The UT student’s business concept is to create what King described as a “Cinderella Moment” for women between the ages of 15 and 35 by renting quality clothing at reasonable prices for special occasions. One of her target markets is UT’s new Sorority Village and the women who need dresses, but might only wear them one time.
Through Rentique, the students have an economical alternative to always appearing in a different dress for parties and other events.
King plans to officially launch her business in a “Mobile Fashion Truck,” actually a converted bread delivery vehicle, on August 12, the start of the sorority rush season. Her business plan currently allows a client to rent one dress a month for $25 and two a month for $35. King and her partner are launching the enterprise with 200 recently purchased dresses.
Second place in the “Spring Vol Court” competition went to Lucas Broderick who has co-founded Vi-Force Gaming Computers with Josh Clayton. In his pitch, Broderick explained that many console gamers want to move into PC-based gaming, but making a selection of the best device is a daunting exercise.

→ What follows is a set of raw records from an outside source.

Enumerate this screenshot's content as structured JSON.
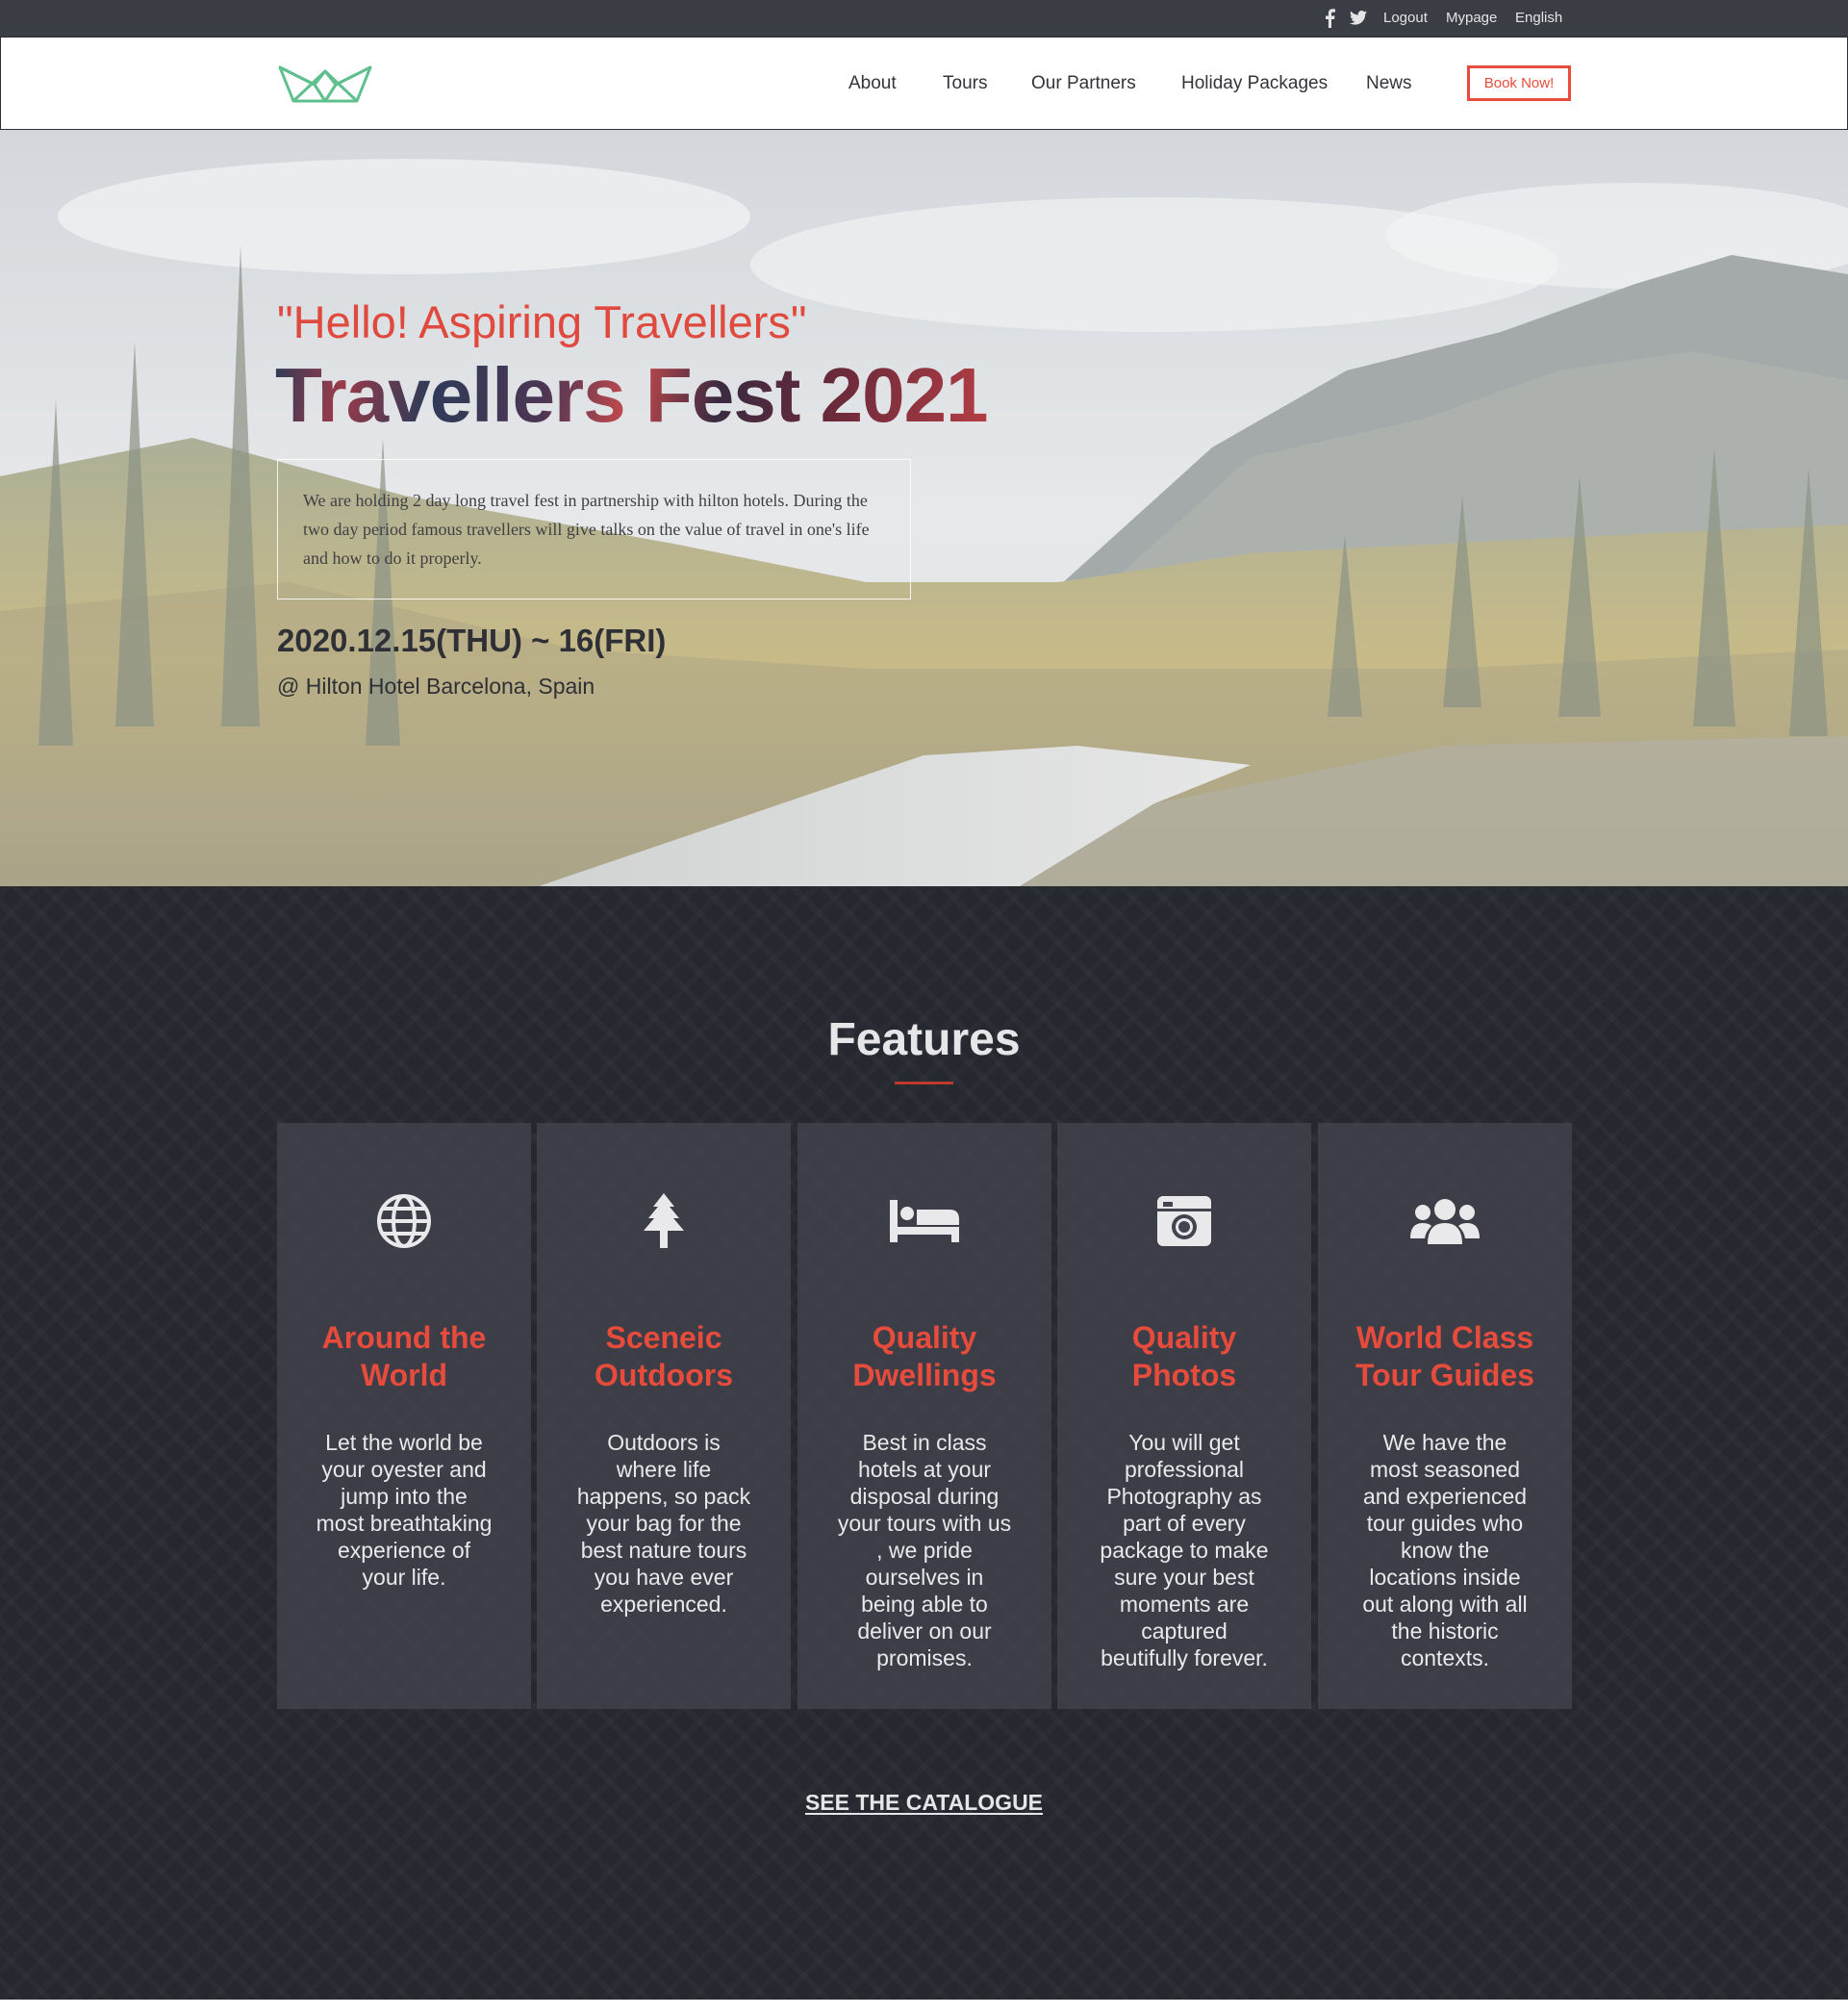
{
  "topbar": {
    "social": [
      "facebook-icon",
      "twitter-icon"
    ],
    "links": {
      "logout": "Logout",
      "mypage": "Mypage",
      "language": "English"
    }
  },
  "nav": {
    "logo": "crown-logo-icon",
    "items": [
      "About",
      "Tours",
      "Our Partners",
      "Holiday Packages",
      "News"
    ],
    "cta": "Book Now!"
  },
  "hero": {
    "greeting": "\"Hello! Aspiring Travellers\"",
    "title": "Travellers Fest 2021",
    "description": "We are holding 2 day long travel fest in partnership with hilton hotels. During the two day period famous travellers will give talks on the value of travel in one's life and how to do it properly.",
    "date": "2020.12.15(THU) ~ 16(FRI)",
    "venue": "@ Hilton Hotel Barcelona, Spain"
  },
  "features": {
    "heading": "Features",
    "cards": [
      {
        "icon": "globe-icon",
        "title": "Around the World",
        "body": "Let the world be your oyester and jump into the most breathtaking experience of your life."
      },
      {
        "icon": "tree-icon",
        "title": "Sceneic Outdoors",
        "body": "Outdoors is where life happens, so pack your bag for the best nature tours you have ever experienced."
      },
      {
        "icon": "bed-icon",
        "title": "Quality Dwellings",
        "body": "Best in class hotels at your disposal during your tours with us , we pride ourselves in being able to deliver on our promises."
      },
      {
        "icon": "camera-icon",
        "title": "Quality Photos",
        "body": "You will get professional Photography as part of every package to make sure your best moments are captured beutifully forever."
      },
      {
        "icon": "users-icon",
        "title": "World Class Tour Guides",
        "body": "We have the most seasoned and experienced tour guides who know the locations inside out along with all the historic contexts."
      }
    ],
    "catalogue_link": "SEE THE CATALOGUE"
  },
  "colors": {
    "accent": "#e74c3c",
    "dark_bg": "#262830",
    "card_bg": "#42444e",
    "topbar_bg": "#3b3d44",
    "logo_green": "#5fc08d"
  }
}
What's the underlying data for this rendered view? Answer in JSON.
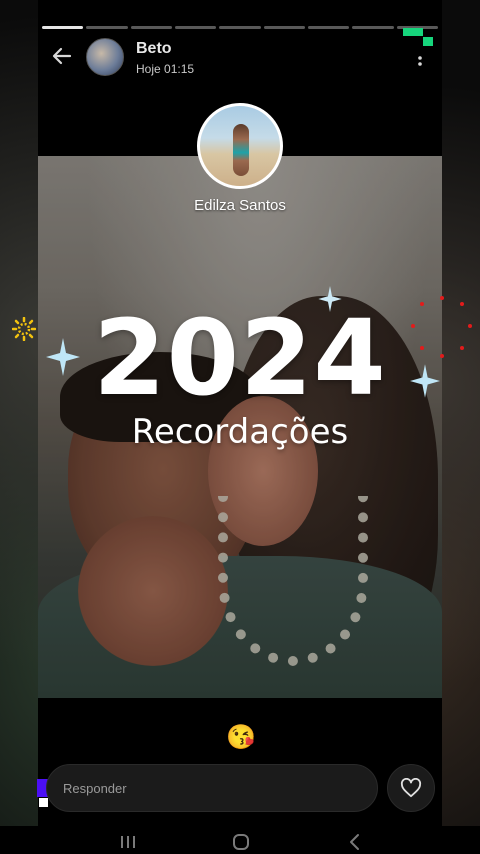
{
  "header": {
    "sender_name": "Beto",
    "timestamp": "Hoje 01:15",
    "back_icon": "arrow-left-icon",
    "menu_icon": "more-vertical-icon"
  },
  "progress": {
    "segments": 9,
    "completed": 1
  },
  "tagged_profile": {
    "name": "Edilza Santos"
  },
  "story": {
    "title": "2024",
    "subtitle": "Recordações"
  },
  "reaction": {
    "emoji": "😘"
  },
  "reply": {
    "placeholder": "Responder",
    "like_icon": "heart-icon"
  },
  "system_nav": {
    "recents_icon": "recents-icon",
    "home_icon": "home-icon",
    "back_icon": "back-icon"
  },
  "colors": {
    "status_green": "#16d57c",
    "accent_purple": "#4b0ff5",
    "sparkle_red": "#e31b1b"
  }
}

Vi-Force will not post a dizzying array of technical options on its website. Instead, it will ask the customer two fundamental questions – what do you want to do and how much can you afford? The co-founders already have a prototype of their gaming computer.
“Vol Court” is a twice-a-year series coordinated by the Anderson Center for Entrepreneurship and Innovation (ACEI) in UT’s Haslam College of Business. Sponsors include the UT Federal Credit Union; UT Research Foundation; Pershing Yoakley and Associates, sponsor of teknovation.biz; Morehous Legal Group, PLLC; and Launch TN.